El Dorado by Baroness Orczy Page 1 of 455
There has of late years crept so much confusion into the mind of the student as well as of the general reader as to the identity of the Scarlet Pimpernel with that of the Gascon Royalist plotter known to history as the Baron de Batz, that the time seems opportune for setting all doubts on that subject at rest.
The identity of the Scarlet Pimpernel is in no way whatever connected with that of the Baron de Batz, and even superficial reflection will soon bring the mind to the conclusion that great fundamental differences existed in these two men, in their personality, in their character, and, above all, in their aims.
According to one or two enthusiastic historians, the Baron de Batz was the chief agent in a vast network of conspiracy, entirely supported by foreign money-both English and Austrian-and which had for its object the overthrow of the Republican Government and the restoration of the monarchy in France.

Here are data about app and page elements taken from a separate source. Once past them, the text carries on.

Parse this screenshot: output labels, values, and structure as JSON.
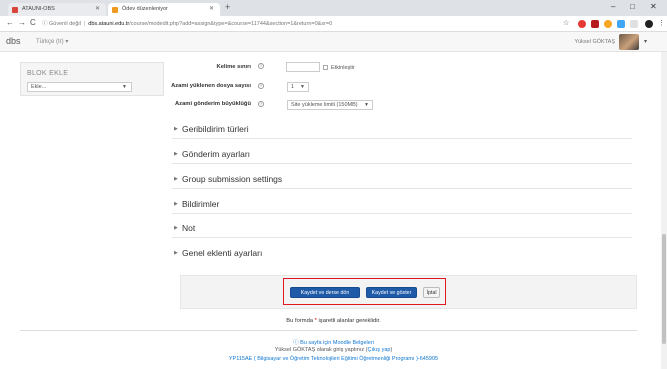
{
  "browser": {
    "tabs": [
      {
        "label": "ATAUNI-OBS",
        "active": false
      },
      {
        "label": "Ödev düzenleniyor",
        "active": true
      }
    ],
    "new_tab": "+",
    "win_min": "–",
    "win_max": "□",
    "win_close": "✕",
    "security": "Güvenli değil",
    "host": "dbs.atauni.edu.tr",
    "path": "/course/modedit.php?add=assign&type=&course=11744&section=1&return=0&sr=0"
  },
  "navbar": {
    "brand": "dbs",
    "language": "Türkçe (tr) ▾",
    "user_name": "Yüksel GÖKTAŞ"
  },
  "block": {
    "title": "BLOK EKLE",
    "select_value": "Ekle..."
  },
  "form": {
    "word_limit": {
      "label": "Kelime sınırı",
      "value": "",
      "checkbox_label": "Etkinleştir"
    },
    "max_files": {
      "label": "Azami yüklenen dosya sayısı",
      "value": "1"
    },
    "max_size": {
      "label": "Azami gönderim büyüklüğü",
      "value": "Site yükleme limiti (150MB)"
    }
  },
  "sections": [
    {
      "label": "Geribildirim türleri"
    },
    {
      "label": "Gönderim ayarları"
    },
    {
      "label": "Group submission settings"
    },
    {
      "label": "Bildirimler"
    },
    {
      "label": "Not"
    },
    {
      "label": "Genel eklenti ayarları"
    }
  ],
  "buttons": {
    "save_return": "Kaydet ve derse dön",
    "save_display": "Kaydet ve göster",
    "cancel": "İptal"
  },
  "required_note": {
    "before": "Bu formda ",
    "star": "*",
    "after": " işaretli alanlar gereklidir."
  },
  "footer": {
    "docs_link": "ⓘ Bu sayfa için Moodle Belgeleri",
    "logged_in_prefix": "Yüksel GÖKTAŞ olarak giriş yaptınız (",
    "logout": "Çıkış yap",
    "logged_in_suffix": ")",
    "course": "YP115AE ( Bilgisayar ve Öğretim Teknolojileri Eğitimi Öğretmenliği Programı )-645905"
  },
  "colors": {
    "primary_button": "#1e5aa8",
    "highlight": "#e0181f",
    "link": "#1177d1"
  }
}
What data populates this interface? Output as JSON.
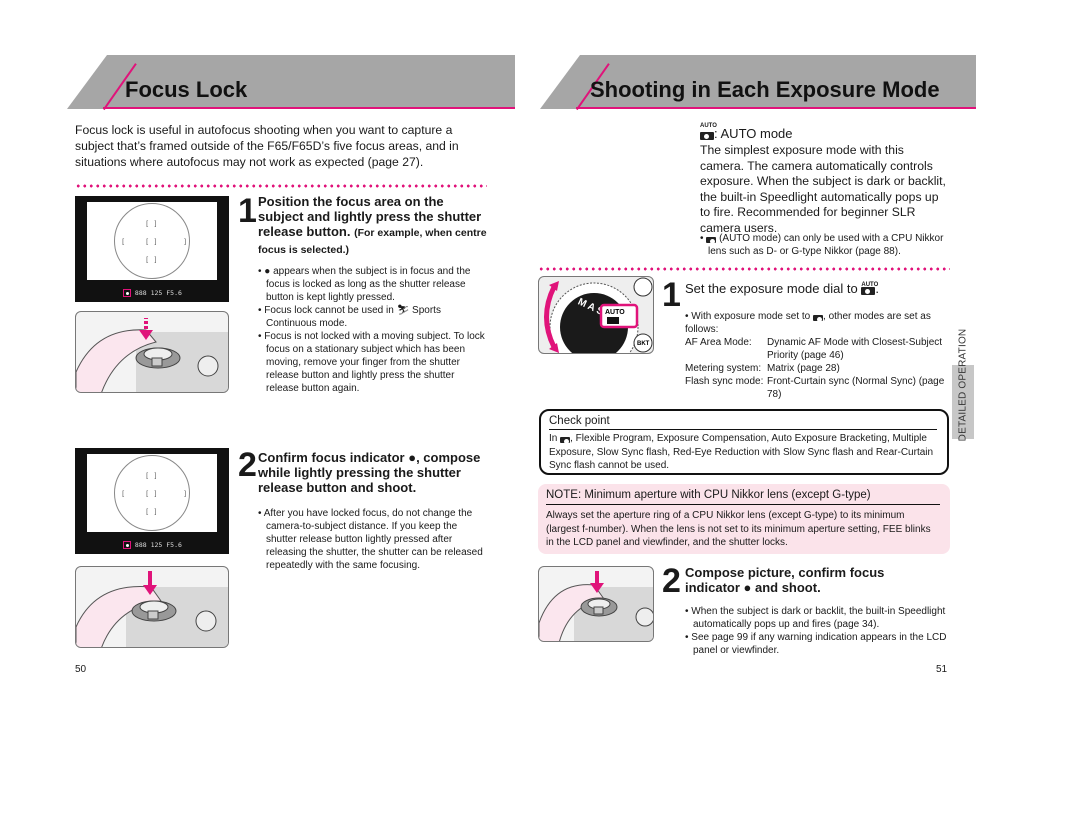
{
  "left_page": {
    "title": "Focus Lock",
    "intro": "Focus lock is useful in autofocus shooting when you want to capture a subject that’s framed outside of the F65/F65D’s five focus areas, and in situations where autofocus may not work as expected (page 27).",
    "viewfinder_readout": {
      "shutter": "125",
      "aperture": "F5.6"
    },
    "step1": {
      "number": "1",
      "title": "Position the focus area on the subject and lightly press the shutter release button.",
      "title_note": "(For example, when centre focus is selected.)",
      "bullets": [
        "● appears when the subject is in focus and the focus is locked as long as the shutter release button is kept lightly pressed.",
        "Focus lock cannot be used in ⛷ Sports Continuous mode.",
        "Focus is not locked with a moving subject. To lock focus on a stationary subject which has been moving, remove your finger from the shutter release button and lightly press the shutter release button again."
      ]
    },
    "step2": {
      "number": "2",
      "title": "Confirm focus indicator ●, compose while lightly pressing the shutter release button and shoot.",
      "bullets": [
        "After you have locked focus, do not change the camera-to-subject distance. If you keep the shutter release button lightly pressed after releasing the shutter, the shutter can be released repeatedly with the same focusing."
      ]
    },
    "page_number": "50"
  },
  "right_page": {
    "title": "Shooting in Each Exposure Mode",
    "auto_mode": {
      "icon_label": "AUTO",
      "heading": ": AUTO mode",
      "body": "The simplest exposure mode with this camera. The camera automatically controls exposure. When the subject is dark or backlit, the built-in Speedlight automatically pops up to fire. Recommended for beginner SLR camera users.",
      "bullet": "(AUTO mode) can only be used with a CPU Nikkor lens such as D- or G-type Nikkor (page 88)."
    },
    "dial_labels": {
      "auto": "AUTO",
      "modes": "M A S P",
      "bkt": "BKT"
    },
    "step1": {
      "number": "1",
      "title": "Set the exposure mode dial to",
      "bullet_intro": "With exposure mode set to",
      "bullet_intro_end": ", other modes are set as follows:",
      "settings": [
        {
          "key": "AF Area Mode:",
          "value": "Dynamic AF Mode with Closest-Subject Priority (page 46)"
        },
        {
          "key": "Metering system:",
          "value": "Matrix (page 28)"
        },
        {
          "key": "Flash sync mode:",
          "value": "Front-Curtain sync (Normal Sync) (page 78)"
        }
      ]
    },
    "checkpoint": {
      "heading": "Check point",
      "body_prefix": "In",
      "body": ", Flexible Program, Exposure Compensation, Auto Exposure Bracketing, Multiple Exposure, Slow Sync flash, Red-Eye Reduction with Slow Sync flash and Rear-Curtain Sync flash cannot be used."
    },
    "note": {
      "heading": "NOTE: Minimum aperture with CPU Nikkor lens (except G-type)",
      "body": "Always set the aperture ring of a CPU Nikkor lens (except G-type) to its minimum (largest f-number). When the lens is not set to its minimum aperture setting, FEE blinks in the LCD panel and viewfinder, and the shutter locks."
    },
    "step2": {
      "number": "2",
      "title": "Compose picture, confirm focus indicator ● and shoot.",
      "bullets": [
        "When the subject is dark or backlit, the built-in Speedlight automatically pops up and fires (page 34).",
        "See page 99 if any warning indication appears in the LCD panel or viewfinder."
      ]
    },
    "side_tab": "DETAILED OPERATION",
    "page_number": "51"
  },
  "colors": {
    "accent": "#e0137a",
    "banner": "#a6a6a6",
    "note_bg": "#fbe3ea",
    "tab": "#c7c7c7"
  }
}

In order to attain this political goal, it is averred that he set himself the task of pitting the members of the revolutionary Government one against the other, and bringing hatred and dissensions amongst them, until the cry of "Traitor!" resounded from one end of the Assembly of the Convention to the other, and the Assembly itself became as one vast den of wild beasts wherein wolves and hyenas devoured one another and, still unsatiated, licked their streaming jaws hungering for more prey.
Those same enthusiastic historians, who have a firm belief in the so-called "Foreign Conspiracy," ascribe every important event of the Great Revolution-be that event the downfall of the Girondins, the escape of the Dauphin from the Temple, or the death of Robespierre-to the intrigues of Baron de Batz.
He it was, so they say, who egged the Jacobins on against the Mountain, Robespierre against Danton, Hebert against Robespierre.